Ten years ago, we began our journey with 28 students, leasing a 1950s building on Mackworth Island.  Since then, the school has grown steadily, today welcoming 105 children in preschool through grade 8. In 2012 we purchased a beautiful 21-acre parcel in the town of Cumberland and soon thereafter launched a successful capital campaign, raising $2.5 million for the construction of a new school building. We moved in August 2015 and are thrilled to now be in our new home, where our strong stewardship of the environment and our commitment to place-based learning continue. Our unique culture of joyful learning is thriving.

Friends School of Portland is the first school in Maine, the first commercial project in Maine, and the third school in the nation to achieve Passive House Certification – the highest voluntary energy efficiency standard in the world. In May 2015, our construction site was visited by Maine’s Senator Angus King (I), who is sponsoring The Free Market Energy Act of 2015, legislation that would protect the right of consumers to connect their renewable energy resources to the grid for a reasonable price. Sen. King said, “People across the country should have the right to make their own energy choices without having to jump through hoops or face the possibility of being penalized by unreasonable fees. Right here in Maine, Friends School of Portland is deploying innovative technologies that will help it operate almost entirely independent of the electric grid.”

Friends School of Portland is designed to be net zero! We expect to produce as much energy from our solar panels as we consume over the course of a year.
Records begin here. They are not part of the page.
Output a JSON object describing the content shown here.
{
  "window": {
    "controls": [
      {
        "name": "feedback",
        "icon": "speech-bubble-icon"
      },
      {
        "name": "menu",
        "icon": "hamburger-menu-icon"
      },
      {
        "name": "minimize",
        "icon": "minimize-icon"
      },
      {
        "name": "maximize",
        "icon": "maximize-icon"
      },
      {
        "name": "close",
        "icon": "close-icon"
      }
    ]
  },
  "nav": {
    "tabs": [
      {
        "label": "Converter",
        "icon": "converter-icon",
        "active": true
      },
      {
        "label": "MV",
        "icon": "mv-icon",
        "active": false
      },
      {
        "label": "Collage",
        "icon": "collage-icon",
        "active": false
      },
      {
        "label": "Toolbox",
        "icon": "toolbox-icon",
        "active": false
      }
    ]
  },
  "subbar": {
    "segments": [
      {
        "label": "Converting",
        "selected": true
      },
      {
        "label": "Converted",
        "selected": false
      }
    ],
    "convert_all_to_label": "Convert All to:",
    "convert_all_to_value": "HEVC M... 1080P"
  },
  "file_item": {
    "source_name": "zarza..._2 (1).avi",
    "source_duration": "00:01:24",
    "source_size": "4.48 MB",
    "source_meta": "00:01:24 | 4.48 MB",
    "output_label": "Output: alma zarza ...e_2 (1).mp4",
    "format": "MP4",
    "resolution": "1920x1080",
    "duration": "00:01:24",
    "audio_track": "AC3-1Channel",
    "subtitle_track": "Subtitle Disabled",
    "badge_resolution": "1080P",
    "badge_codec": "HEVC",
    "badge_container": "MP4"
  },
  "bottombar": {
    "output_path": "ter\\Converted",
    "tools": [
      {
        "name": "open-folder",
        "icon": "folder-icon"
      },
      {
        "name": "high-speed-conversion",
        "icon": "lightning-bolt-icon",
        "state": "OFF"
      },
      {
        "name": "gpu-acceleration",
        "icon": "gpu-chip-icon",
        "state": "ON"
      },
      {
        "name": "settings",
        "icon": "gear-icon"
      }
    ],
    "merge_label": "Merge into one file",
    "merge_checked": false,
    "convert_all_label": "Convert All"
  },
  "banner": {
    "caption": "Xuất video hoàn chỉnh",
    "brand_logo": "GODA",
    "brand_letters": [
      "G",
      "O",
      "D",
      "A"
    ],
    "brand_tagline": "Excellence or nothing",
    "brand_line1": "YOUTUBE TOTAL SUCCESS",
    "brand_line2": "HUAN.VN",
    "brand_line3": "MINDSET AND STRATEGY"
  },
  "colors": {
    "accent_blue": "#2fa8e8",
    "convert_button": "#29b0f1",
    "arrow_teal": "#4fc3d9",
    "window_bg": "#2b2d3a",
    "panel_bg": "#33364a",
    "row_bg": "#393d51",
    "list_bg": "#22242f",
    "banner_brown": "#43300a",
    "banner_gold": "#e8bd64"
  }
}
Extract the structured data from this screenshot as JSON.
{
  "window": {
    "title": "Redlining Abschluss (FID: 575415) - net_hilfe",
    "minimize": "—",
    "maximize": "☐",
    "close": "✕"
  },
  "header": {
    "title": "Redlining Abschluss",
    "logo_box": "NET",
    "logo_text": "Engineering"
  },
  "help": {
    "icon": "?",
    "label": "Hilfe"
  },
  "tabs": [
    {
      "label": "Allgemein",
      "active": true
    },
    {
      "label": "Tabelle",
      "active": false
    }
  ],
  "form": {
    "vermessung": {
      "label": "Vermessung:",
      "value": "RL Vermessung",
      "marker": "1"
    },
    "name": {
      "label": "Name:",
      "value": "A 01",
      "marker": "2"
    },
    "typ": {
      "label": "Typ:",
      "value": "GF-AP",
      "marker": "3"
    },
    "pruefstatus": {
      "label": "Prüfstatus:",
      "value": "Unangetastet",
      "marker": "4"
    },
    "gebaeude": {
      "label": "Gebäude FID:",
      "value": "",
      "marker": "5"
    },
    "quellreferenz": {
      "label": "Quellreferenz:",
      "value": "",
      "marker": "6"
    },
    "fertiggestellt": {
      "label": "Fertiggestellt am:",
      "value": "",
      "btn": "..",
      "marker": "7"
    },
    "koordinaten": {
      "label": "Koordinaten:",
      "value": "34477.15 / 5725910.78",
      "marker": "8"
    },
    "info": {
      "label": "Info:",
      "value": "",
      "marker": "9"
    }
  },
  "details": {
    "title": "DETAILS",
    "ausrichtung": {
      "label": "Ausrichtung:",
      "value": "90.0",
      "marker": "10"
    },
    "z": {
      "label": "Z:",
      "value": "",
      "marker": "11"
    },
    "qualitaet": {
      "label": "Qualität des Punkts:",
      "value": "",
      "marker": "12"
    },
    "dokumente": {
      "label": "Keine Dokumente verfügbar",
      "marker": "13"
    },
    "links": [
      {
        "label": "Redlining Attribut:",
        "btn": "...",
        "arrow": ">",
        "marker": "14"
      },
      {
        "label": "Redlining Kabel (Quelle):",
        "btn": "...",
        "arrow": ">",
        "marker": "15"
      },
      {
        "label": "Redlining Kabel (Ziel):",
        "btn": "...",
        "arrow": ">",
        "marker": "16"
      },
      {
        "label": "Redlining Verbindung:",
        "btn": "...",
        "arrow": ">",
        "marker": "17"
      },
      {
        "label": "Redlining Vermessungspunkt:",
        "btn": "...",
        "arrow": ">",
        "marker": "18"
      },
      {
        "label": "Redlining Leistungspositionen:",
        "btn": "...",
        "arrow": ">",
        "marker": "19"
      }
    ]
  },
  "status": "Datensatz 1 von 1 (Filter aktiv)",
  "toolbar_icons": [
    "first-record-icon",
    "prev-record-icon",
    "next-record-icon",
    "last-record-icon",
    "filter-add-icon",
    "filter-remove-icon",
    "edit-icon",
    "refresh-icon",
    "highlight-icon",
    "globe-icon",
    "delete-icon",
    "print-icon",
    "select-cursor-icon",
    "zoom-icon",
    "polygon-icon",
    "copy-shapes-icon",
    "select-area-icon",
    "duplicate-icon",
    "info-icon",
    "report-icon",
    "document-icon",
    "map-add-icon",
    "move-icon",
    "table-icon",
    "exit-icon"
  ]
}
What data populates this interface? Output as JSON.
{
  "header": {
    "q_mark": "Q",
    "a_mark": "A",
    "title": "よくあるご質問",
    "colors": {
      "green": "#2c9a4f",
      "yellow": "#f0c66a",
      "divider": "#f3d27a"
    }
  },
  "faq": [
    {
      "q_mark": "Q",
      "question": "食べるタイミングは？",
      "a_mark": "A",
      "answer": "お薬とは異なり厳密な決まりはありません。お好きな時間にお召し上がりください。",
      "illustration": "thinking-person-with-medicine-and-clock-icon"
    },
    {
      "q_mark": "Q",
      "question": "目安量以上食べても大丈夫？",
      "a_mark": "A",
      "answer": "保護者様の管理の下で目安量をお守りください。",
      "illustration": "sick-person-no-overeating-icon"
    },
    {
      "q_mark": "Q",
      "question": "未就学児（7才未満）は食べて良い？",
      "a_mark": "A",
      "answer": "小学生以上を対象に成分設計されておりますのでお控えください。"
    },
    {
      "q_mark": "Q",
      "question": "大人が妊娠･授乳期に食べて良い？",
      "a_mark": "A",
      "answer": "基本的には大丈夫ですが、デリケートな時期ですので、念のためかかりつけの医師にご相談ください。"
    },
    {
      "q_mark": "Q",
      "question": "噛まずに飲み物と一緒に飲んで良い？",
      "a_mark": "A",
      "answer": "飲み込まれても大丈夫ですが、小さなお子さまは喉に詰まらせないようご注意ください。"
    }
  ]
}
This is because of our friends at Ocean View Retirement Community, who bought the 144 solar panels on our roof.  In 2021, they will donate those panels to us. We are still on the electrical grid, and when the sun isn't shining (on a cloudy day or at night) we access electricity from Central Maine Power. When our solar panels produce more power than we are using, we get credits from CMP. An iPad mounted outside our meeting room displays the amount of energy we create each day, serving as an interesting learning tool for our students.

Passive House buildings are known for their tight envelope: We have insulated walls (36" thick), insulated ceilings (44" thick), and an insulated foundation (26" thick). The walls, floors and ceilings are all sealed with tape and breathable fabric membrane so no air or moisture leaks in or out. The windows and doors are TRIPLE-paned and come from Lithuania and Germany. The size and location of the windows allow for solar gain in just the right places.

Our building has a variety of other earth-friendly features.  Lights are turned on by a motion sensor, automatically adjust to the natural light in the room, and turn off by themselves after about 15 minutes. Toilets at FSP use 1-1.5 gallons of water per flush--much less than the 3. 5 gallons used by the average American toilet! The wood used on the walls and ceilings throughout the school and Meeting Room comes from the white pines we had to cut to make room to build.  We compost food scraps and paper towels in every classroom and in our kitchen. Garbage to Garden makes them into compost, and we will use that compost in our flower and vegetable gardens. Rain and melted snow from behind, around, and on top of the school is collected and flows into the storm water drainage system in this circle.  Careful layering of rock and vegetation like switch grass helps filter the water quickly back into the earth.

We are proud of our new home! Come for a visit and see what makes it so special!

FSP student Seth Dixon and his father Andy took aerial photos and video of our school each week as it was being built, and compiled a wonderful video of the process. Click here to watch it.

Click here to read an article about how we are settling in to our new home.

Click here for a timeline of the building process, and to see construction photos.